Calling herself a model of the American dream, she became the first Mexican-born woman to win a congressional seat and the first Republican in more than 150 years to represent District 34, now stretching from Brownsville and Harlingen to the brushlands south of Corpus Christi.
“I felt we didn’t have a voice in Washington,” she said during an interview, pointing to past U.S. Rep. Filemon Vela, who resigned the post in March to take a job as a lobbyist. “I felt they weren’t interested in this area.”
Across the country, Flores is being portrayed as a Republican sweeping into office in the Democratic stronghold of the Rio Grande Valley, where the GOP has been making big inroads among Mexican-Americans in the last few years.
After her victory, Flores’ campaign tweeted, “The Red Tsunami is here!”
Carrying her slogan “God, family, country,” she pulled 50.9 percent of the vote, defeating leading Democrat Dan Sanchez, an attorney and former Cameron County commissioner who drew 43.3 percent in Tuesday’s special election called to fill Vela’s term, expiring in January.
“It’s about putting people before politics,” Flores said. “I think the people in District 34 just want a voice in Washington. They feel completely abandoned and taken for granted. We need to put the people we represent first. We serve the people.”

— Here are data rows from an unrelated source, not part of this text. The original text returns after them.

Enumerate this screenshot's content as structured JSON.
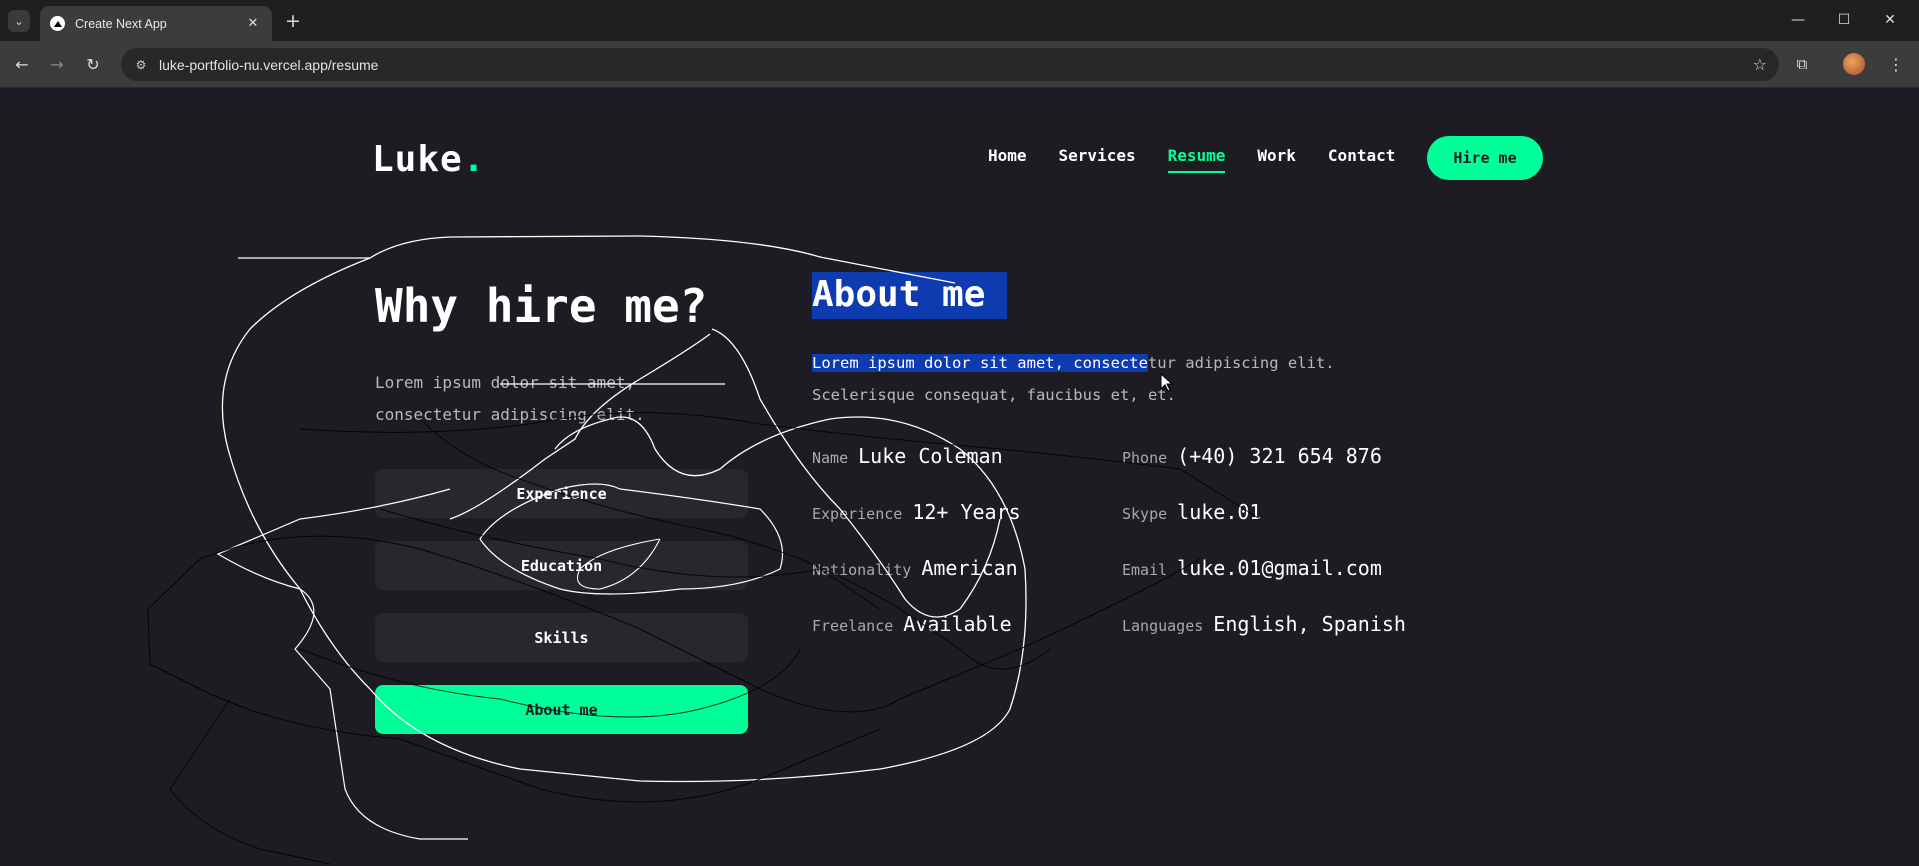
{
  "browser": {
    "tab_title": "Create Next App",
    "url": "luke-portfolio-nu.vercel.app/resume"
  },
  "site": {
    "logo": "Luke",
    "logo_dot": ".",
    "nav": [
      "Home",
      "Services",
      "Resume",
      "Work",
      "Contact"
    ],
    "active_nav": "Resume",
    "hire_button": "Hire me",
    "accent_color": "#00ff99",
    "background_color": "#1c1c22"
  },
  "why": {
    "title": "Why hire me?",
    "description_line1": "Lorem ipsum dolor sit amet,",
    "description_line2": "consectetur adipiscing elit.",
    "tabs": [
      "Experience",
      "Education",
      "Skills",
      "About me"
    ],
    "active_tab": "About me"
  },
  "about": {
    "title": "About me",
    "desc_selected": "Lorem ipsum dolor sit amet, consecte",
    "desc_rest": "tur adipiscing elit.",
    "desc_line2": "Scelerisque consequat, faucibus et, et.",
    "info": [
      {
        "label": "Name",
        "value": "Luke Coleman"
      },
      {
        "label": "Phone",
        "value": "(+40) 321 654 876"
      },
      {
        "label": "Experience",
        "value": "12+ Years"
      },
      {
        "label": "Skype",
        "value": "luke.01"
      },
      {
        "label": "Nationality",
        "value": "American"
      },
      {
        "label": "Email",
        "value": "luke.01@gmail.com"
      },
      {
        "label": "Freelance",
        "value": "Available"
      },
      {
        "label": "Languages",
        "value": "English, Spanish"
      }
    ]
  }
}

In November’s general election, under District 34’s newly drawn boundary lines, Flores faces U.S. Rep. Vicente Gonzalez, an attorney switching his seat from the 15th congressional district, where he first won election in 2017.

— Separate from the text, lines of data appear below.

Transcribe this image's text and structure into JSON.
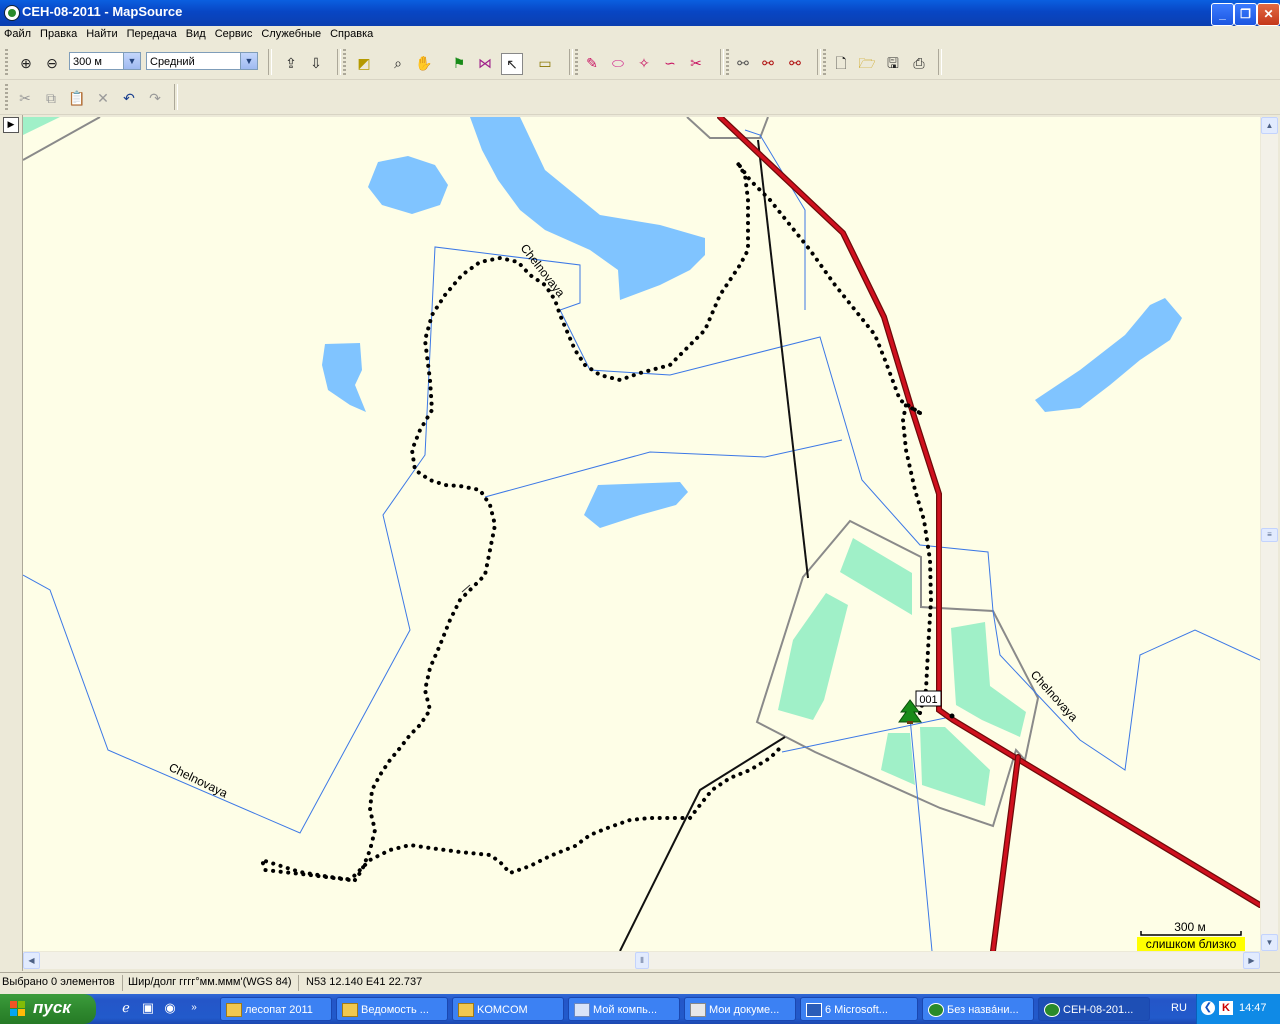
{
  "window": {
    "title": "СЕН-08-2011 - MapSource"
  },
  "menu": [
    "Файл",
    "Правка",
    "Найти",
    "Передача",
    "Вид",
    "Сервис",
    "Служебные",
    "Справка"
  ],
  "toolbar": {
    "zoom_value": "300 м",
    "detail_value": "Средний"
  },
  "map": {
    "road_labels": [
      "Chelnovaya",
      "Chelnovaya",
      "Chelnovaya"
    ],
    "waypoint_label": "001",
    "scale_label": "300 м",
    "scale_warning": "слишком близко",
    "colors": {
      "background": "#fefee7",
      "water": "#80c4ff",
      "forest": "#a0f0c8",
      "main_road": "#c8001e",
      "stream": "#3c78e6",
      "track": "#000000"
    }
  },
  "status": {
    "selection": "Выбрано 0 элементов",
    "format": "Шир/долг гггг°мм.ммм'(WGS 84)",
    "coords": "N53 12.140 E41 22.737"
  },
  "taskbar": {
    "start_label": "пуск",
    "tasks": [
      {
        "label": "лесопат 2011"
      },
      {
        "label": "Ведомость ..."
      },
      {
        "label": "KOMCOM"
      },
      {
        "label": "Мой компь..."
      },
      {
        "label": "Мои докуме..."
      },
      {
        "label": "6 Microsoft..."
      },
      {
        "label": "Без назвáни..."
      },
      {
        "label": "СЕН-08-201..."
      }
    ],
    "lang": "RU",
    "time": "14:47"
  }
}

During her campaign, Flores drew support amid the national economy reeling from the coronavirus pandemic’s economic slowdown.
“District 34 is hurting tremendously because of the economy, especially the elderly on fixed incomes — gasoline, groceries, medication, health care,” she said. “We don’t want a hand-out. We believe in hard work. But the policies of the Biden administration are destroying the economy.”

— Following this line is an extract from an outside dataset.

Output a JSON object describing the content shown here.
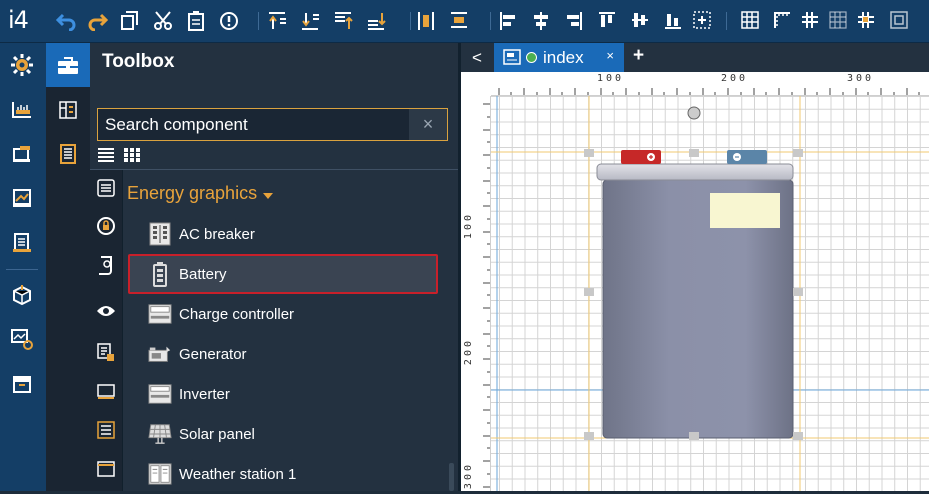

Flores’ platform focuses on “fortifying our legal immigration system, securing our borders, lowering the costs of healthcare, lowering taxes, promoting small businesses and less government,” her website states. “She is pro-life, pro-second amendment and pro-law enforcement.”
On the campaign trail, Flores weaved the fabric of the American dream into her life’s story.
With her father’s help, she was 6 when she left her home in Burgos, Mexico, about 150 miles south of Reynosa, to come to the United States.
By the time she was 13, she was working with her parents in the Texas Panhandle’s dusty cotton fields, learning to work hard to help pay for her school supplies and clothes.
“I worked along with my parents in the cotton fields, allowing me to get an education,” she said.
In 2004, she graduated from San Benito High School.
Ten years later, she became a respiratory care practitioner.
In 2019, she graduated from South Texas College with a bachelor’s degree in organizational leadership.
‘More everyday Americans’
Now, Flores is working as a respiratory care practitioner for a home-health agency.
“We need more plumbers, teachers, everyday Americans to start running our country,” she said. “We understand the struggle. We understand how it is to work paycheck to paycheck.”
Flores has served as the Hidalgo County Republican Party’s Hispanic Outreach chairwoman, working to draw more voters.
In Harlingen, she and her husband, a U.S. Border Patrol agent, are raising four children.